(Dataset rows for apps and sites)
***
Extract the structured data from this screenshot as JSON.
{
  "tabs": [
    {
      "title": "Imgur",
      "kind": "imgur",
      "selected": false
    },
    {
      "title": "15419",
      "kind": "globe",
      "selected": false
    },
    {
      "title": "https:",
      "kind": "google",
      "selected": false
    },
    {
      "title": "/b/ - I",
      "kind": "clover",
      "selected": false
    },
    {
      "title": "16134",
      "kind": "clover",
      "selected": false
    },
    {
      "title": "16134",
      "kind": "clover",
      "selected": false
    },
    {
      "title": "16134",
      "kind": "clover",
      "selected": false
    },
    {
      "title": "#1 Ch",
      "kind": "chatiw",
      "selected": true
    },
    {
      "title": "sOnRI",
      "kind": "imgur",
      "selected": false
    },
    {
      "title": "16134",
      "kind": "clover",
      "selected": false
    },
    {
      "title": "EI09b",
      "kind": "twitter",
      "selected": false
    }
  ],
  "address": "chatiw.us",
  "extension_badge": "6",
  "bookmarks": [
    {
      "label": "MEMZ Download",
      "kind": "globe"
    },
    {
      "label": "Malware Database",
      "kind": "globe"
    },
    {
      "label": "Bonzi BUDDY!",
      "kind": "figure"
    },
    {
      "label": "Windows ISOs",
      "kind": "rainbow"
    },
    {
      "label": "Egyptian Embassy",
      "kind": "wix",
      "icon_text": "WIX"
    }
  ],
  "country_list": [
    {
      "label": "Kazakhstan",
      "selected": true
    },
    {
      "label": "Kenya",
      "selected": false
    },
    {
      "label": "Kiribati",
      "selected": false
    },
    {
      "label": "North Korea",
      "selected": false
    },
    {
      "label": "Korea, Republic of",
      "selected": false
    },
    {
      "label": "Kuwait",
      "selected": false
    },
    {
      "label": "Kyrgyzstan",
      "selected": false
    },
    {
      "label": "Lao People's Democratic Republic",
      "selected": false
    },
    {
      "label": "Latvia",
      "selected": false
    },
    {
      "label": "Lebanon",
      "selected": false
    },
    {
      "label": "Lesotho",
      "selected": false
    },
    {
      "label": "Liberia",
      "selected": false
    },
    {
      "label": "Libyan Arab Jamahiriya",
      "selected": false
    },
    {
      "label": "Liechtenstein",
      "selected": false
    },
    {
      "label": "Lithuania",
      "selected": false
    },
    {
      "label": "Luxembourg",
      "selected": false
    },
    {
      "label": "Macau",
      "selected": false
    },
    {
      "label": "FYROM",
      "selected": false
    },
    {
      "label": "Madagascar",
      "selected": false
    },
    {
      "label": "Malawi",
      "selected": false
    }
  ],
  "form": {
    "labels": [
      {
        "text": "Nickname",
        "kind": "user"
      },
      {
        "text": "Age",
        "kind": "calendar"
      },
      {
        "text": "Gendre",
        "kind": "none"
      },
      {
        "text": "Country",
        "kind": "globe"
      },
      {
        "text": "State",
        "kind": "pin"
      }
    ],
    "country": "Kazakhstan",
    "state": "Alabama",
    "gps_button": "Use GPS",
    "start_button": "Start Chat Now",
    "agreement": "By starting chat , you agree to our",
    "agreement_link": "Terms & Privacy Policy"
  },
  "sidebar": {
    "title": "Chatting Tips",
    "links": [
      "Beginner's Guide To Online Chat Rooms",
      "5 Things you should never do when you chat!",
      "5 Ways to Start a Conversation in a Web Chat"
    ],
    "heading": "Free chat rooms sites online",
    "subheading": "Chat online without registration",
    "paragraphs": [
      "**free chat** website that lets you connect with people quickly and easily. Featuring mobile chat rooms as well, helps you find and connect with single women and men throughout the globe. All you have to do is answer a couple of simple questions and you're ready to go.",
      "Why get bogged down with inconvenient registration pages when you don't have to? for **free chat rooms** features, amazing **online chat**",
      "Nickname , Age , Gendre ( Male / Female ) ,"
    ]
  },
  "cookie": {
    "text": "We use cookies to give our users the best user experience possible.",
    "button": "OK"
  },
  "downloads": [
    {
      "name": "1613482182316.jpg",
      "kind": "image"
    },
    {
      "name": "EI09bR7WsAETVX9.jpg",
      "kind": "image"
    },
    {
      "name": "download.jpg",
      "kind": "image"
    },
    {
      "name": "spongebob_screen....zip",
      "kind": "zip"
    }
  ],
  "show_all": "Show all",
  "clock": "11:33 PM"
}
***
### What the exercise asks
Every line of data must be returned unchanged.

### Completed exercise
Extract the structured data from this screenshot as JSON.
{
  "tabs": [
    {
      "title": "Imgur",
      "kind": "imgur",
      "selected": false
    },
    {
      "title": "15419",
      "kind": "globe",
      "selected": false
    },
    {
      "title": "https:",
      "kind": "google",
      "selected": false
    },
    {
      "title": "/b/ - I",
      "kind": "clover",
      "selected": false
    },
    {
      "title": "16134",
      "kind": "clover",
      "selected": false
    },
    {
      "title": "16134",
      "kind": "clover",
      "selected": false
    },
    {
      "title": "16134",
      "kind": "clover",
      "selected": false
    },
    {
      "title": "#1 Ch",
      "kind": "chatiw",
      "selected": true
    },
    {
      "title": "sOnRI",
      "kind": "imgur",
      "selected": false
    },
    {
      "title": "16134",
      "kind": "clover",
      "selected": false
    },
    {
      "title": "EI09b",
      "kind": "twitter",
      "selected": false
    }
  ],
  "address": "chatiw.us",
  "extension_badge": "6",
  "bookmarks": [
    {
      "label": "MEMZ Download",
      "kind": "globe"
    },
    {
      "label": "Malware Database",
      "kind": "globe"
    },
    {
      "label": "Bonzi BUDDY!",
      "kind": "figure"
    },
    {
      "label": "Windows ISOs",
      "kind": "rainbow"
    },
    {
      "label": "Egyptian Embassy",
      "kind": "wix",
      "icon_text": "WIX"
    }
  ],
  "country_list": [
    {
      "label": "Kazakhstan",
      "selected": true
    },
    {
      "label": "Kenya",
      "selected": false
    },
    {
      "label": "Kiribati",
      "selected": false
    },
    {
      "label": "North Korea",
      "selected": false
    },
    {
      "label": "Korea, Republic of",
      "selected": false
    },
    {
      "label": "Kuwait",
      "selected": false
    },
    {
      "label": "Kyrgyzstan",
      "selected": false
    },
    {
      "label": "Lao People's Democratic Republic",
      "selected": false
    },
    {
      "label": "Latvia",
      "selected": false
    },
    {
      "label": "Lebanon",
      "selected": false
    },
    {
      "label": "Lesotho",
      "selected": false
    },
    {
      "label": "Liberia",
      "selected": false
    },
    {
      "label": "Libyan Arab Jamahiriya",
      "selected": false
    },
    {
      "label": "Liechtenstein",
      "selected": false
    },
    {
      "label": "Lithuania",
      "selected": false
    },
    {
      "label": "Luxembourg",
      "selected": false
    },
    {
      "label": "Macau",
      "selected": false
    },
    {
      "label": "FYROM",
      "selected": false
    },
    {
      "label": "Madagascar",
      "selected": false
    },
    {
      "label": "Malawi",
      "selected": false
    }
  ],
  "form": {
    "labels": [
      {
        "text": "Nickname",
        "kind": "user"
      },
      {
        "text": "Age",
        "kind": "calendar"
      },
      {
        "text": "Gendre",
        "kind": "none"
      },
      {
        "text": "Country",
        "kind": "globe"
      },
      {
        "text": "State",
        "kind": "pin"
      }
    ],
    "country": "Kazakhstan",
    "state": "Alabama",
    "gps_button": "Use GPS",
    "start_button": "Start Chat Now",
    "agreement": "By starting chat , you agree to our",
    "agreement_link": "Terms & Privacy Policy"
  },
  "sidebar": {
    "title": "Chatting Tips",
    "links": [
      "Beginner's Guide To Online Chat Rooms",
      "5 Things you should never do when you chat!",
      "5 Ways to Start a Conversation in a Web Chat"
    ],
    "heading": "Free chat rooms sites online",
    "subheading": "Chat online without registration",
    "paragraphs": [
      "**free chat** website that lets you connect with people quickly and easily. Featuring mobile chat rooms as well, helps you find and connect with single women and men throughout the globe. All you have to do is answer a couple of simple questions and you're ready to go.",
      "Why get bogged down with inconvenient registration pages when you don't have to? for **free chat rooms** features, amazing **online chat**",
      "Nickname , Age , Gendre ( Male / Female ) ,"
    ]
  },
  "cookie": {
    "text": "We use cookies to give our users the best user experience possible.",
    "button": "OK"
  },
  "downloads": [
    {
      "name": "1613482182316.jpg",
      "kind": "image"
    },
    {
      "name": "EI09bR7WsAETVX9.jpg",
      "kind": "image"
    },
    {
      "name": "download.jpg",
      "kind": "image"
    },
    {
      "name": "spongebob_screen....zip",
      "kind": "zip"
    }
  ],
  "show_all": "Show all",
  "clock": "11:33 PM"
}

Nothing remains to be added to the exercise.